**Your goal:** An exact copy of the data is required. No picture may appear in it.

Data excerpts Start Marker

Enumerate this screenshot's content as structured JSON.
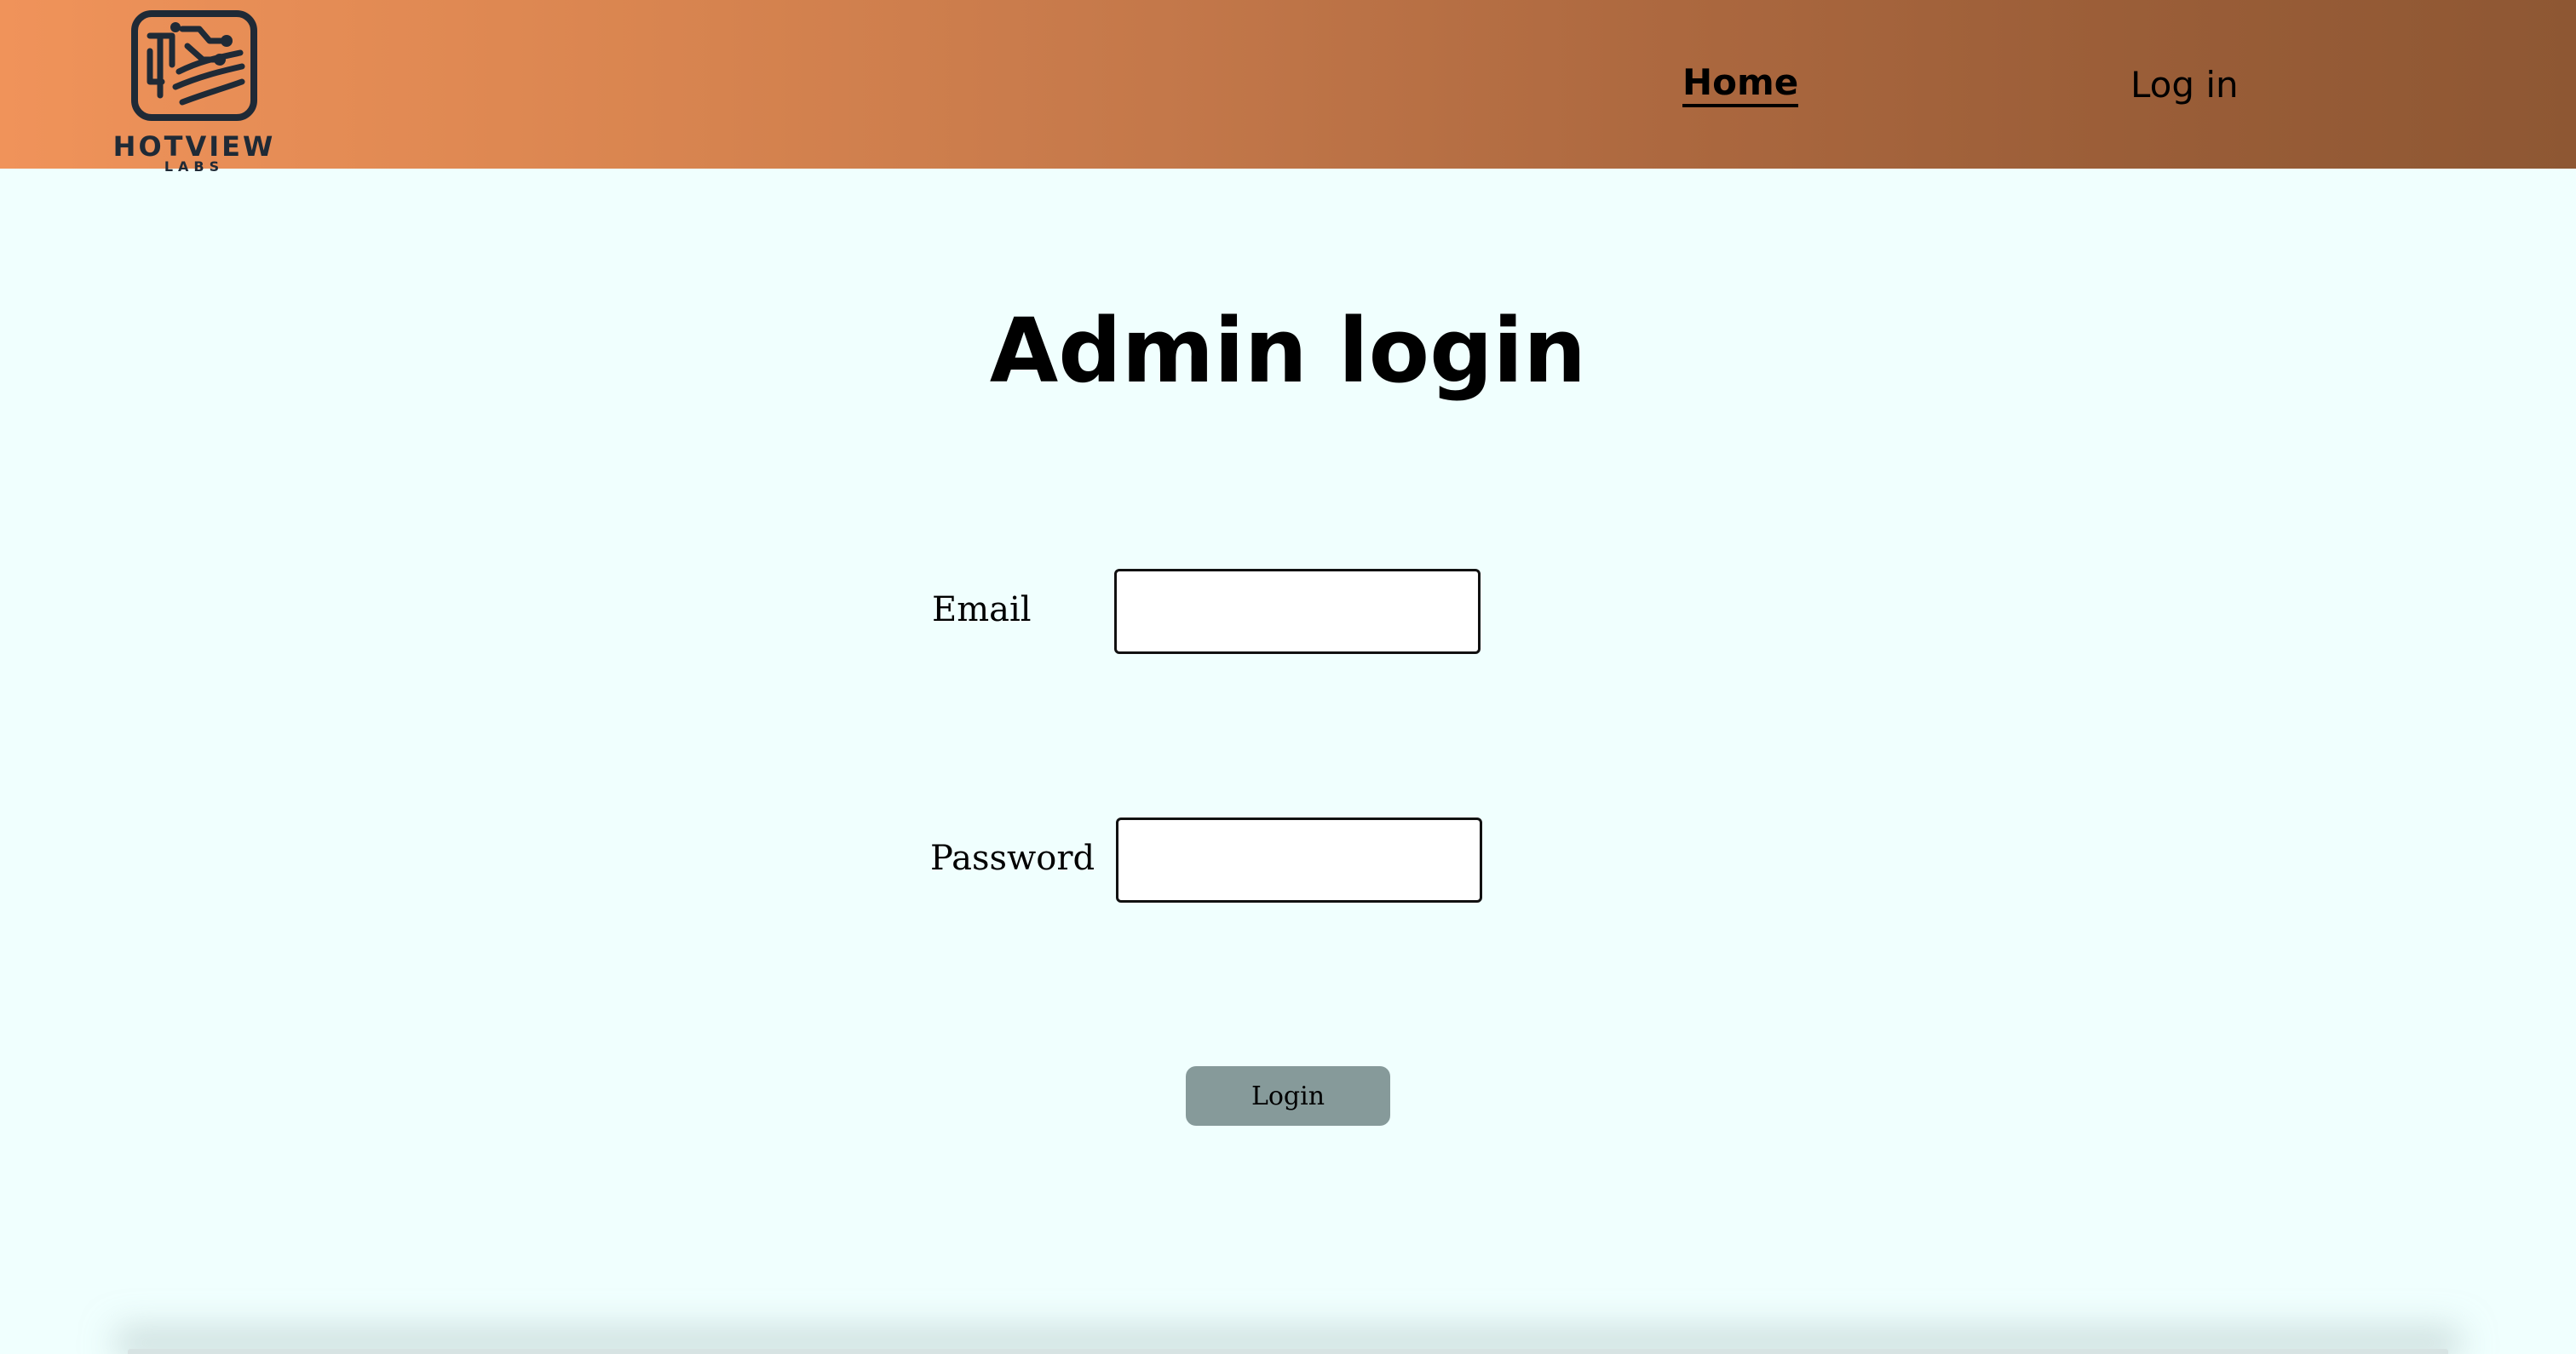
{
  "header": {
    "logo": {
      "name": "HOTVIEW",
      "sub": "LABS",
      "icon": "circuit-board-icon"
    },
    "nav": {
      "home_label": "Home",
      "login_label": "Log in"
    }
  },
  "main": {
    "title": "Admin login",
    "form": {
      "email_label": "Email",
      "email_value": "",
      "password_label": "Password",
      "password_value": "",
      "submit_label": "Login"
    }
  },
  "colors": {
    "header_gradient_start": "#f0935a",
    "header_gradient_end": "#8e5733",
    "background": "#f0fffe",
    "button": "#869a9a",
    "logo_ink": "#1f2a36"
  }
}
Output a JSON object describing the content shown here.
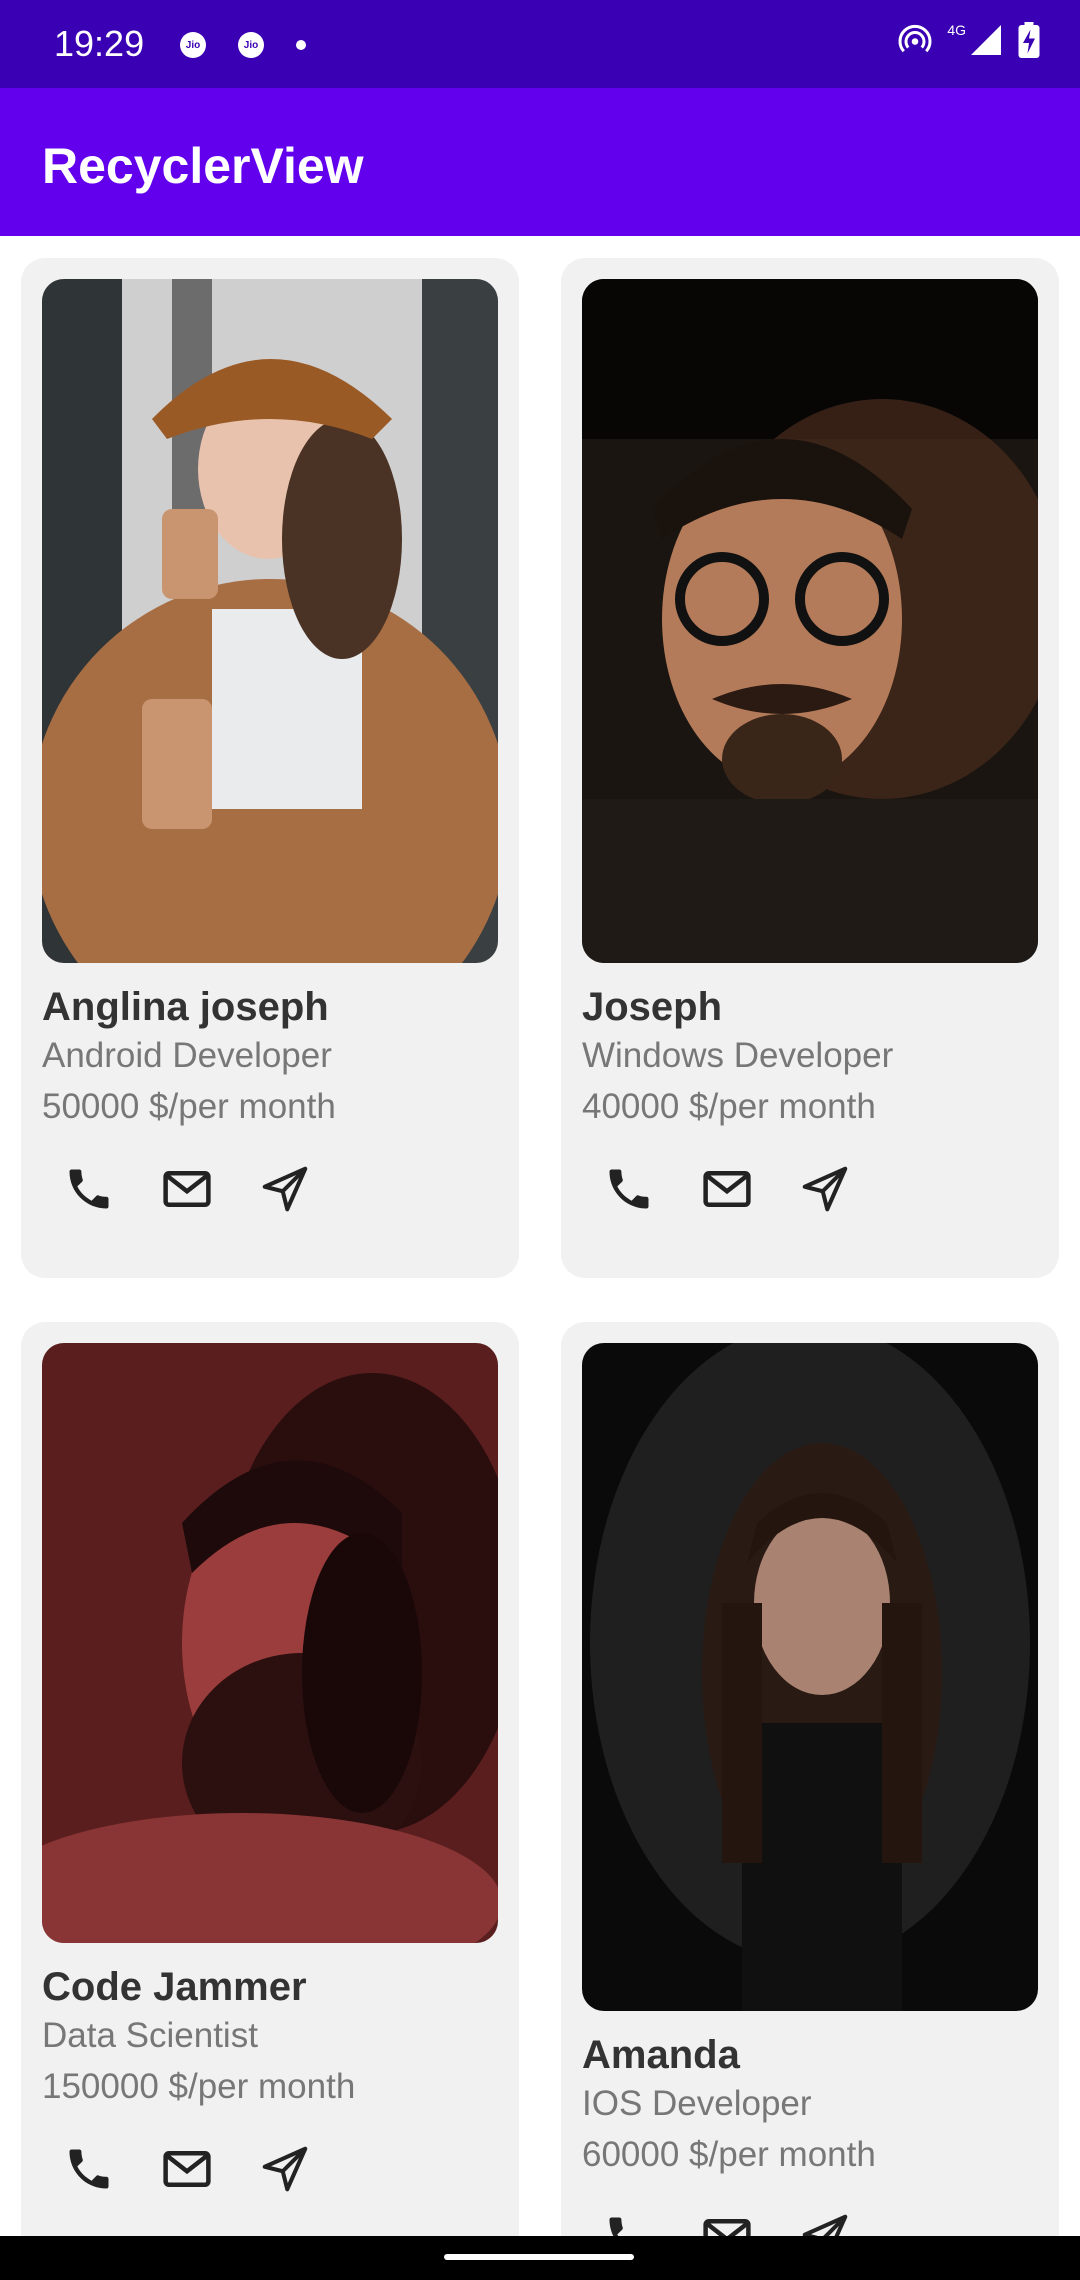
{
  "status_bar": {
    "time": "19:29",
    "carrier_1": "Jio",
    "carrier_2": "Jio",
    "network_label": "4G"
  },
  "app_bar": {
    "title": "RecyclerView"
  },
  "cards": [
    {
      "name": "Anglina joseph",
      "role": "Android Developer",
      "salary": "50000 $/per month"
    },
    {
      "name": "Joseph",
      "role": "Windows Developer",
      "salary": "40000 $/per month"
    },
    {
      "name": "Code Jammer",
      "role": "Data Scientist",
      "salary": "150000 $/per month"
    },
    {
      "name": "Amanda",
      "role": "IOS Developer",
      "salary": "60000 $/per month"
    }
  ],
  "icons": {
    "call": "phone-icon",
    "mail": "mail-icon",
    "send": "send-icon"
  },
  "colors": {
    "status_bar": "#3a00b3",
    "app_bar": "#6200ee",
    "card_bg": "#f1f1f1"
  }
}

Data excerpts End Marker

**Response:**
Enumerate this screenshot's content as structured JSON.
{
  "header": {
    "logo": {
      "name": "HOTVIEW",
      "sub": "LABS",
      "icon": "circuit-board-icon"
    },
    "nav": {
      "home_label": "Home",
      "login_label": "Log in"
    }
  },
  "main": {
    "title": "Admin login",
    "form": {
      "email_label": "Email",
      "email_value": "",
      "password_label": "Password",
      "password_value": "",
      "submit_label": "Login"
    }
  },
  "colors": {
    "header_gradient_start": "#f0935a",
    "header_gradient_end": "#8e5733",
    "background": "#f0fffe",
    "button": "#869a9a",
    "logo_ink": "#1f2a36"
  }
}
Output a JSON object describing the content shown here.
{
  "status_bar": {
    "time": "19:29",
    "carrier_1": "Jio",
    "carrier_2": "Jio",
    "network_label": "4G"
  },
  "app_bar": {
    "title": "RecyclerView"
  },
  "cards": [
    {
      "name": "Anglina joseph",
      "role": "Android Developer",
      "salary": "50000 $/per month"
    },
    {
      "name": "Joseph",
      "role": "Windows Developer",
      "salary": "40000 $/per month"
    },
    {
      "name": "Code Jammer",
      "role": "Data Scientist",
      "salary": "150000 $/per month"
    },
    {
      "name": "Amanda",
      "role": "IOS Developer",
      "salary": "60000 $/per month"
    }
  ],
  "icons": {
    "call": "phone-icon",
    "mail": "mail-icon",
    "send": "send-icon"
  },
  "colors": {
    "status_bar": "#3a00b3",
    "app_bar": "#6200ee",
    "card_bg": "#f1f1f1"
  }
}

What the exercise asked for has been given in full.